However, let us look at the two segments here. One is the gas-based power projects and the second is incomplete projects. I think if you take them to NCLT, they will end up mostly in liquidation or scrapping maybe. As a country whether we want that tomorrow after three-four years when we need these power plants when the demand goes up, I still feel as a nation I think we should try to protect.
RBI is mainly worried about provisioning. So let us say you do the provisioning, but at least protect these plants. Gas based plants will be very good once we go more for renewable. As Anil Razdan was also saying, I think we need to recalibrate that.
However, you have built up so much renewable capacity, you will need these gas-based power projects basically for peak time management. So I think we should protect at least these two types of assets I feel.
I just want to understand will we really see buyers for these 40-80 assets that have been said to be put under NCLT, are there enough buyers on the lookout of these assets? Bansal: I agree there are a limited number of players in power sector and this is the one sector perhaps no overseas player will like to come because of too much involvement of government from every side, whether it is coal, whether it is buying the power, paying the dues, or even otherwise.
Every issue actually is more of government intervention. So we have to depend on mainly domestic players whether it is Tata’s, Adani, or JSW.
The issue here is there will be buyers, but there will be a buyer for those projects only where they have at least full PPA or at least 50 percent PPA. The difficult part would be those projects which are either incomplete or they have no PPAs, and the second is these gas-based power projects. That is what I was telling these will be very difficult to find a buyer today.
You said Adani, but the Adani themselves are not operating their Mundra plant because every time they operate it, they are undergoing a loss. Do you think they will offer to buy and if it happens, banks will want to sell to them because they would worry that it will land up again in the NCLT considering that they have their own power problems?
Other than these, I think Adani’s are running all power plants and that is why I think banks are considering their offer in at least two cases. I feel those resolutions should happen.

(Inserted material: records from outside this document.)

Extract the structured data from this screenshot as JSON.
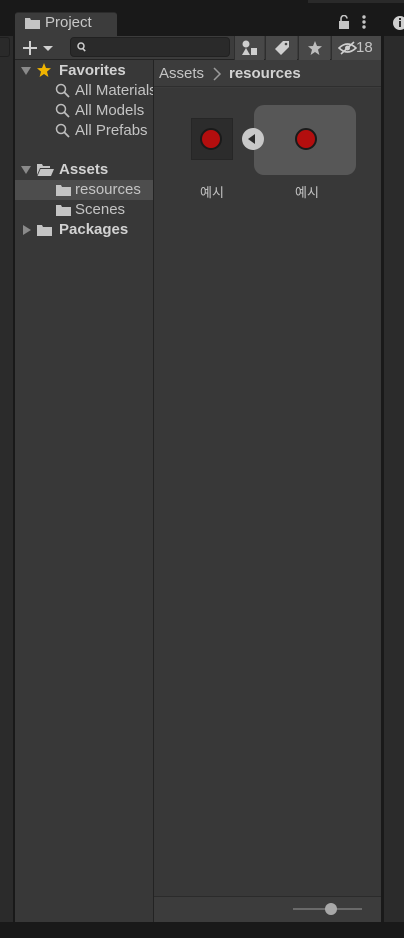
{
  "window": {
    "tab_label": "Project",
    "tab_icon": "folder-icon",
    "lock_icon": "lock-icon",
    "menu_icon": "kebab-menu-icon",
    "info_icon": "info-icon"
  },
  "toolbar": {
    "add_icon": "plus-dropdown-icon",
    "search": {
      "value": "",
      "placeholder": ""
    },
    "search_icon": "search-icon",
    "filter_type_icon": "shapes-icon",
    "filter_label_icon": "tag-icon",
    "favorites_icon": "star-icon",
    "hidden_icon": "eye-slash-icon",
    "hidden_count": "18"
  },
  "tree": {
    "favorites": {
      "label": "Favorites",
      "items": [
        {
          "label": "All Materials"
        },
        {
          "label": "All Models"
        },
        {
          "label": "All Prefabs"
        }
      ]
    },
    "assets": {
      "label": "Assets",
      "items": [
        {
          "label": "resources",
          "selected": true
        },
        {
          "label": "Scenes",
          "selected": false
        }
      ]
    },
    "packages": {
      "label": "Packages"
    }
  },
  "breadcrumb": {
    "root": "Assets",
    "current": "resources"
  },
  "assets": [
    {
      "label": "예시",
      "kind": "prefab-icon"
    },
    {
      "label": "예시",
      "kind": "prefab-expanded-icon"
    }
  ],
  "footer": {
    "zoom_level": 0.55
  },
  "colors": {
    "panel_bg": "#3c3c3c",
    "tree_bg": "#383838",
    "selection": "#4d4d4d",
    "asset_dot": "#b30e0e",
    "star": "#f0b400"
  }
}
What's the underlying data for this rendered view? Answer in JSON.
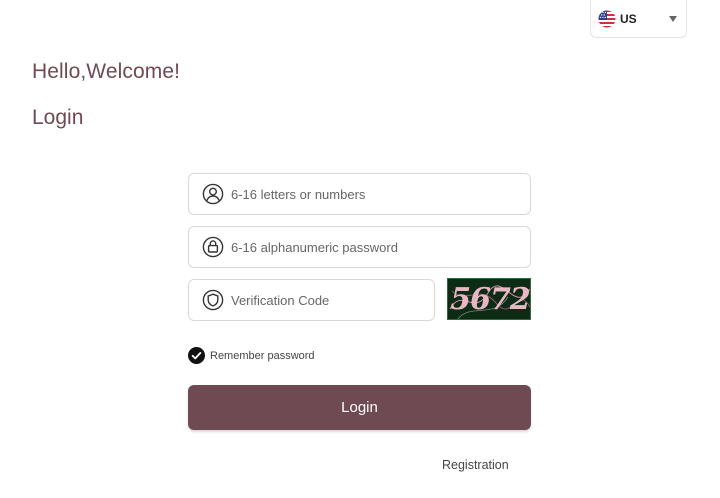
{
  "language": {
    "selected": "US",
    "icon": "us-flag-icon",
    "dropdown_icon": "caret-down-icon"
  },
  "greeting": "Hello,Welcome!",
  "heading": "Login",
  "form": {
    "username": {
      "placeholder": "6-16 letters or numbers",
      "value": "",
      "icon": "user-icon"
    },
    "password": {
      "placeholder": "6-16 alphanumeric password",
      "value": "",
      "icon": "lock-icon"
    },
    "verification": {
      "placeholder": "Verification Code",
      "value": "",
      "icon": "shield-icon"
    },
    "captcha_text": "5672",
    "remember": {
      "label": "Remember password",
      "checked": true
    },
    "submit_label": "Login",
    "registration_link": "Registration"
  },
  "colors": {
    "accent": "#6f4a52",
    "captcha_bg": "#0e2b16",
    "captcha_text": "#e7b7c3"
  }
}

Bansal: Mundra has a typical problem which is applicable to Tata, Adani and Essar Group. These three power plants in a different category altogether. It is These companies are depending on imported coal and its prices have gone up and they are fixed tariffs.